Former Wells Broker Seeks to Vacate Order to Repay $256,000 Loan Balance
In another example of brokers attempting the formidable challenge of vacating an arbitration award, a Michigan man has asked a court to set aside a decision requiring him to pay Wells Fargo Advisors $235,000 for promissory notes that became due when he left Wells in May 2019, plus interest and lawyers’ fees.
Tracy L. Allen failed to disclose before her selection as arbitrator that she had previously handled two similar cases presented by the same outside lawyers who represented Wells in the Gilroy-Sodano case, according to the June 12 filing in the Southern District of New York.
The omission, which Allen allegedly repaired after her selection by Wells and Gilroy-Solano, deprived the broker of the opportunity to select another arbitrator from candidates Finra had made available, according to the complaint.
Allen, who Finra classifies as a public rather than an industry arbitrator, did not return a call for comment. Gilroy-Solano, who did not participate in the arbitration hearing and who claimed he did not have time to hire a lawyer after being notified of Wells’ filing, declined to comment on the vacature motion.
Courts rarely overturn arbitration decisions, and under the Federal Arbitration Act can do so only when convinced that arbitrators were prejudiced because of misconduct or abuse of power, or showed “manifest disregard of law.” Finra’s Rule 13408 requires arbitrators to follow procedures that include timely disclosure of existing or past relationships with any party or representative that might “create an appearance of partiality or bias,” according to Gilroy-Soldano’s claim.
Courts have tossed attempts to vacate arbitration decisions in which brokers alleged bias because arbitrators improperly classified themselves as public rather than industry representatives or where Finra’s alleged failure to send notifications of promissory note claims to a broker’s correct address or to postpone hearings to accommodate schedules constituted procedural misconduct.
Christopher Warren, the New York lawyer representing Gilroy-Solano, said he does not comment on ongoing litigation but conceded that convincing a court will be “tough.”
In his petition, which the court said must be resubmitted to correct a filing error, Warren characterized Allen’s failure to initially disclose that she had worked with the Wells lawyers as a “procedural defect” that deprived the broker of his rights to due process and a fair hearing.
Miles Hart, a lawyer in Birmingham, Mich., who was on the team representing Wells in the arbitration, did not return a call for comment.
In her arbitration award decision, Allen granted Wells the balances it sought on three promissory notes tied to loans it gave to the broker, plus interest and almost $10,000 in attorneys’ fees.
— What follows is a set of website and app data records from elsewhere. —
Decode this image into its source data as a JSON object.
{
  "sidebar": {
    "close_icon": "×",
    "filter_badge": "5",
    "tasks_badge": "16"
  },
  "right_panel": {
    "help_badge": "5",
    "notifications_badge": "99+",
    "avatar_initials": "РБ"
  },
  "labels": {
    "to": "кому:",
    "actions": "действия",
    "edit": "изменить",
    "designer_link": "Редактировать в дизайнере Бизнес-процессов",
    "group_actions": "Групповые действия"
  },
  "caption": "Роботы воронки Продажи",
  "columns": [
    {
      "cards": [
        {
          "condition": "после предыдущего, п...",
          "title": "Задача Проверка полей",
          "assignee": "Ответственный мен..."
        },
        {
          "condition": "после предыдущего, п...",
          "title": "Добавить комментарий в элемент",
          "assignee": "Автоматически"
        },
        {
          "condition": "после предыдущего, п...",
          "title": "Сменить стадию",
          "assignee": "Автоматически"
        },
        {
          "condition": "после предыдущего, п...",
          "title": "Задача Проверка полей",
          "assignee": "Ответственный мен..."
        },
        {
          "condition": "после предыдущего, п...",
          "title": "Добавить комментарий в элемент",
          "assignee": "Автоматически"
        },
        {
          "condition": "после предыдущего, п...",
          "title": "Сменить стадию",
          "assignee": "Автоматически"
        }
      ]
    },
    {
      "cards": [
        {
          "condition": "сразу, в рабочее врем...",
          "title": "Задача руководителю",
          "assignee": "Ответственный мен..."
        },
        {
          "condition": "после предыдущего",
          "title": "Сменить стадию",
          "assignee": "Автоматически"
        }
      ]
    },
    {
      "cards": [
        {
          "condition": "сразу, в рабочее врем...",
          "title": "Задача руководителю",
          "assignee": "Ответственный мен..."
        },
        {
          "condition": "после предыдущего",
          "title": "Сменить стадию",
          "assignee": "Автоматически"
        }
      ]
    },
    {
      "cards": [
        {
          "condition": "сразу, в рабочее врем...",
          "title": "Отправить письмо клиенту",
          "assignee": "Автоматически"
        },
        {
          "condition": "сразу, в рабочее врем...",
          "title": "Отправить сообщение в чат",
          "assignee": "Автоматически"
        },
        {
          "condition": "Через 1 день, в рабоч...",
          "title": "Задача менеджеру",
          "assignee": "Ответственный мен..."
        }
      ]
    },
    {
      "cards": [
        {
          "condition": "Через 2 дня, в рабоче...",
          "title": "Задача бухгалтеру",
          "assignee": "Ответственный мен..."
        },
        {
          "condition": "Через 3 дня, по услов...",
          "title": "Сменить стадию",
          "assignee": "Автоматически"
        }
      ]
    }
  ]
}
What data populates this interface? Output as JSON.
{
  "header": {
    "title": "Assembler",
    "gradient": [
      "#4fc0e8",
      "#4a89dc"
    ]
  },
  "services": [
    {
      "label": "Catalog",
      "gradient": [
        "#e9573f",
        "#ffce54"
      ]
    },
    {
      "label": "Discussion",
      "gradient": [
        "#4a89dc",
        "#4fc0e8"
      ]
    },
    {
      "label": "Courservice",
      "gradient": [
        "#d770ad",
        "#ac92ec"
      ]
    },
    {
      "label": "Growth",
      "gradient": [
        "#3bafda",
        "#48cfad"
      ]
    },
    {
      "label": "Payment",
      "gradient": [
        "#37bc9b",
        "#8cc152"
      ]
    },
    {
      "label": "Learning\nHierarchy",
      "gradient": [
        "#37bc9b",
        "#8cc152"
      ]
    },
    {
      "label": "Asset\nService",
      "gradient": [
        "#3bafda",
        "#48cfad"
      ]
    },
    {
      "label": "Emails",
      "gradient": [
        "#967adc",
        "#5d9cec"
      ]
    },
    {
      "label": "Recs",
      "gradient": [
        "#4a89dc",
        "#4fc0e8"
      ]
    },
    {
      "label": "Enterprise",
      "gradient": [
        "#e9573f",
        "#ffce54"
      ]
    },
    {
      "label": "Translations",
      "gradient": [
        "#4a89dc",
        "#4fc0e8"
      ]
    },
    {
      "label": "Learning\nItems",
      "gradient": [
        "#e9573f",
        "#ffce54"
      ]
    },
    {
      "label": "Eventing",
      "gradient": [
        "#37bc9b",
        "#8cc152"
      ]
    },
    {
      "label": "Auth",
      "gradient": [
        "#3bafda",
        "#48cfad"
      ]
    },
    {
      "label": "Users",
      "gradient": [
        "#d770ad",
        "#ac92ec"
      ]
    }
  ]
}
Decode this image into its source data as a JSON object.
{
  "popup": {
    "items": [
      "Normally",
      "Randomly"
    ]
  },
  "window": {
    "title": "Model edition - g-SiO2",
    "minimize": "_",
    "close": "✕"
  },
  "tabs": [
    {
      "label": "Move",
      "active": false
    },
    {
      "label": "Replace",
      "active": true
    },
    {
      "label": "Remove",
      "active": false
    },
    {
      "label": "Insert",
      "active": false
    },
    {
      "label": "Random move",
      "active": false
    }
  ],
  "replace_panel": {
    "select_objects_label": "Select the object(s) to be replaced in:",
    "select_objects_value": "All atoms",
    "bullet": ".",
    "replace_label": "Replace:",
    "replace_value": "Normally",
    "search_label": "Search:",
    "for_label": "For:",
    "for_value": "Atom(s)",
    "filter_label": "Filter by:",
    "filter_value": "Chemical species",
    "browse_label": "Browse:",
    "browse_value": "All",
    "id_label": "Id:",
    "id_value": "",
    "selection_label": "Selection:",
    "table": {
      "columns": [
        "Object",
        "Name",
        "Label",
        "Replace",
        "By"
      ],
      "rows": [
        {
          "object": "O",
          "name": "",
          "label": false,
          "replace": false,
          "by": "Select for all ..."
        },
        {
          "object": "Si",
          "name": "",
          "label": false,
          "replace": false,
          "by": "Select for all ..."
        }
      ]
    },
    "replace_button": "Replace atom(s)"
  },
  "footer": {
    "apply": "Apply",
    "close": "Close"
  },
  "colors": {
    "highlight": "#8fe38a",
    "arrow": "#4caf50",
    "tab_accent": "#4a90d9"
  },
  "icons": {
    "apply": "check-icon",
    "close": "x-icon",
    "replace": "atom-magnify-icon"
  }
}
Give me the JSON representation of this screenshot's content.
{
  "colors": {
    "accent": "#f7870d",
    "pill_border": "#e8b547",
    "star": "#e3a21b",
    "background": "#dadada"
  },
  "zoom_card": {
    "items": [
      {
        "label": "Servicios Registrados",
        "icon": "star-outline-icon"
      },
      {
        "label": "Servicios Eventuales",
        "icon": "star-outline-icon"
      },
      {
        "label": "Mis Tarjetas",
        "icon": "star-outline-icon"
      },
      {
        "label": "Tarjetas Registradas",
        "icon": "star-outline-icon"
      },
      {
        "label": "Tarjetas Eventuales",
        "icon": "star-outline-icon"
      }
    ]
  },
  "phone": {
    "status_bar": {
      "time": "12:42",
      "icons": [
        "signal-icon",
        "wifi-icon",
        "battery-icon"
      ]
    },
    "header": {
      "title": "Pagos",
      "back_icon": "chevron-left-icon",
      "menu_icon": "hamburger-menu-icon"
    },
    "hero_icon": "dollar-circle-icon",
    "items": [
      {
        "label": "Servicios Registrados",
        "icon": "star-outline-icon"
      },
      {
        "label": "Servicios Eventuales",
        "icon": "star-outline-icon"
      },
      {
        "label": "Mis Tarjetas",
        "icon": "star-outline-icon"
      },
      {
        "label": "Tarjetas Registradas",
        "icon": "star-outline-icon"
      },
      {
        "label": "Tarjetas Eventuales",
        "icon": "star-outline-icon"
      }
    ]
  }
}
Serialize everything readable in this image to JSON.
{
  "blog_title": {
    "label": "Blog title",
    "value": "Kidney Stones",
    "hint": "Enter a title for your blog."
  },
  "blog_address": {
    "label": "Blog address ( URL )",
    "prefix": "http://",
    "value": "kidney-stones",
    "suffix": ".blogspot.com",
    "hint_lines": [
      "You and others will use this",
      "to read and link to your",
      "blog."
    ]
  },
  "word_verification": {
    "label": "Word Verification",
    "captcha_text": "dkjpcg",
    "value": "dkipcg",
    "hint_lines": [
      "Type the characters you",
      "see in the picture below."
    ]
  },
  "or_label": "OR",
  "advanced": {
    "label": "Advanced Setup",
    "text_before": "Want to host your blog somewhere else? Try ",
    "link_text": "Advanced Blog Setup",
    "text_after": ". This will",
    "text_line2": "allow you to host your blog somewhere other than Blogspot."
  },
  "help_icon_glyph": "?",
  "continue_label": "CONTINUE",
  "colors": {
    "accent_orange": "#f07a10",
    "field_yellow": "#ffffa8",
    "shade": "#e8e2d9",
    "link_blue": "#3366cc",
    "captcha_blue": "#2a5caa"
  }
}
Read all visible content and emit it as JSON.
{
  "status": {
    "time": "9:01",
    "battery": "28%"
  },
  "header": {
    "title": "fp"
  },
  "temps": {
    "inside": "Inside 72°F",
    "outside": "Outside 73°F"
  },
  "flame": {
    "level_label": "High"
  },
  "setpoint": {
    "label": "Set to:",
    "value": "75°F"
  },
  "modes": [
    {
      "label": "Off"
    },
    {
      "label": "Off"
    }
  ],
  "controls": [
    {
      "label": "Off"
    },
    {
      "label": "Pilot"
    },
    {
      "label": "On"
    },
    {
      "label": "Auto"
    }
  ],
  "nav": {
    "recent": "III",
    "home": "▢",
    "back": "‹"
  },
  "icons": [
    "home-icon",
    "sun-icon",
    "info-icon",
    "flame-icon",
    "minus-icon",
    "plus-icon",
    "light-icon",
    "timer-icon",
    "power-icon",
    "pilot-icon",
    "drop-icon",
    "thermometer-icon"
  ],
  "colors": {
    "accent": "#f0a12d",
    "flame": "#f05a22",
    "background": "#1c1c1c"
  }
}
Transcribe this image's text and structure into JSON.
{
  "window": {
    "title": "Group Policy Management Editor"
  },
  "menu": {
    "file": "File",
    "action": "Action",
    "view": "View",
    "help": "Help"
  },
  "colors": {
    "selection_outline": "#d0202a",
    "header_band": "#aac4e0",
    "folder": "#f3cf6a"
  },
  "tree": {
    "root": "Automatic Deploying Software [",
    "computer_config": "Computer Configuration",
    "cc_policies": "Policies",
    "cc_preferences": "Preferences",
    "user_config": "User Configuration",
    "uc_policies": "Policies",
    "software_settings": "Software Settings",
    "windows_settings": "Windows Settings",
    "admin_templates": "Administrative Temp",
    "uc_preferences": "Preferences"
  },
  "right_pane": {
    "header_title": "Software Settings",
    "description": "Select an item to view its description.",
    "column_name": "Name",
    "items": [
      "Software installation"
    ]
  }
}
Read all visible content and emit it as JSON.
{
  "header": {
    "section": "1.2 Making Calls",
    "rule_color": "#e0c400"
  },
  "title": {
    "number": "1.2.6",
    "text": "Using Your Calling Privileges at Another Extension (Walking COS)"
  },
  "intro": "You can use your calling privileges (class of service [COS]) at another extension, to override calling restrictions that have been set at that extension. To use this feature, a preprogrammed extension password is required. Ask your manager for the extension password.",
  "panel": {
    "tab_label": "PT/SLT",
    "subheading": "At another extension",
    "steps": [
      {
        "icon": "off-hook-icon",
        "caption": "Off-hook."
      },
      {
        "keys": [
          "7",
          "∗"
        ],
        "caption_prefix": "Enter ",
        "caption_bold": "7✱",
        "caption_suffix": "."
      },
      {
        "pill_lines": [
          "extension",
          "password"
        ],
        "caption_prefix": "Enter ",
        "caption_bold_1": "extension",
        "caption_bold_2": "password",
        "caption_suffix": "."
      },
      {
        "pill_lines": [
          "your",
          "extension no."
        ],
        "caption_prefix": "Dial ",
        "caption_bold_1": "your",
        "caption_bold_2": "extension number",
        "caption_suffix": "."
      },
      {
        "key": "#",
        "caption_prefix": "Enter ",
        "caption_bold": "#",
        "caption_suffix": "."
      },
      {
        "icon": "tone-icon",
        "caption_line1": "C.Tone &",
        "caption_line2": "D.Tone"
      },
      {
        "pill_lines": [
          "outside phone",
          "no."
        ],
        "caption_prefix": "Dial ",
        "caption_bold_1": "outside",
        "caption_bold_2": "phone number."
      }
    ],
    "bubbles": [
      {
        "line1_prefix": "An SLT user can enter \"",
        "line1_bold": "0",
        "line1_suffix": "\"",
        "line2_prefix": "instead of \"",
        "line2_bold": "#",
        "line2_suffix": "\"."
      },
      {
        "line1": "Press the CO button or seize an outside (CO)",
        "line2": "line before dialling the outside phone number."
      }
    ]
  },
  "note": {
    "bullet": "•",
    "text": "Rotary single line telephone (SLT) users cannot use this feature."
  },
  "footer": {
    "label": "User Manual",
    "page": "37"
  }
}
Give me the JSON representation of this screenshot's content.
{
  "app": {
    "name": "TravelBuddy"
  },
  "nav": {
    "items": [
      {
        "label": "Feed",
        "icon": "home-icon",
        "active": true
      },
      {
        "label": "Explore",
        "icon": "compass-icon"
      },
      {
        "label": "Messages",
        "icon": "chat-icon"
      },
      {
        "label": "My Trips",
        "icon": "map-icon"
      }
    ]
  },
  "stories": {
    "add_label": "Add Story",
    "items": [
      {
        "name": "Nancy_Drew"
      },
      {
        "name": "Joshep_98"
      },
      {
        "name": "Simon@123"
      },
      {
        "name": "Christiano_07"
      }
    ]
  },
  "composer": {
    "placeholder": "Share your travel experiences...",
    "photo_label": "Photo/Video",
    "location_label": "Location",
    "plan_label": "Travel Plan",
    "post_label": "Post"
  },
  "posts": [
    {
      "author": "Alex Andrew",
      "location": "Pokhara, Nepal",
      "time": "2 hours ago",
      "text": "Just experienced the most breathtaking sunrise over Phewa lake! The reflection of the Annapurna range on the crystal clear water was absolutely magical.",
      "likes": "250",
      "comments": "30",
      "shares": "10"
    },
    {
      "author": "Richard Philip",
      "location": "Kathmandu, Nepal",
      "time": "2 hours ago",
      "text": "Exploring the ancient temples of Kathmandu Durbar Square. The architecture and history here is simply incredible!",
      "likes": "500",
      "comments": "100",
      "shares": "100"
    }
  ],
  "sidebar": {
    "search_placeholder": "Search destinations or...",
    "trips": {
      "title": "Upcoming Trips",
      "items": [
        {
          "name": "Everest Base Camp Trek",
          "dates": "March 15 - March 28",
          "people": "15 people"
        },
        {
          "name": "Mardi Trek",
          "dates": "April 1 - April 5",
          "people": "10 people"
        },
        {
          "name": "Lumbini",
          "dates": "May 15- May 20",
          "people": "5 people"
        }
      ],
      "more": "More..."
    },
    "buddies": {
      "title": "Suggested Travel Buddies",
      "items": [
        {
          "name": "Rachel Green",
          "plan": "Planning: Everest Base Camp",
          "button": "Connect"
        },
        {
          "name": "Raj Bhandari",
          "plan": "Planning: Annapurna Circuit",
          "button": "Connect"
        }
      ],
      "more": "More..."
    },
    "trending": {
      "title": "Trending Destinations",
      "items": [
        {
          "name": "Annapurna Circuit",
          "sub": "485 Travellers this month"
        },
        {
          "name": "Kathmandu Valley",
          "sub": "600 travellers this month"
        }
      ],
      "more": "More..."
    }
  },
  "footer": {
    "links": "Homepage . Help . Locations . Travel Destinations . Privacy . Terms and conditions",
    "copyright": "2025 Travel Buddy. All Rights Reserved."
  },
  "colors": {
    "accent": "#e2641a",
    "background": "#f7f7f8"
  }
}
She also ordered Gilroy-Soldano to reimburse $1,000 to Wells for the nonrefundable portion of its Finra filing fee.
Bradley Schnurr, a Long Island lawyer who recently lost a bid to have a court vacate a promissory note award to UBS on behalf of a former broker, said that brokers representing themselves or hiring lawyers should carefully vet disclosures by arbitrators. But he said they are disadvantaged by the deference courts give arbitrators and because of weak oversight by Finra.
“It’s very important for advisors representing themselves or through legal counsel to review arbitrator biographies and backgrounds to weed out in any way, shape or form an association with the financial services industry,” he said, “but I don’t believe that the broker has a duty to continue to ask. Finra stresses to arbitrators that they have to make full and accurate disclosures but they don’t necessarily police it.”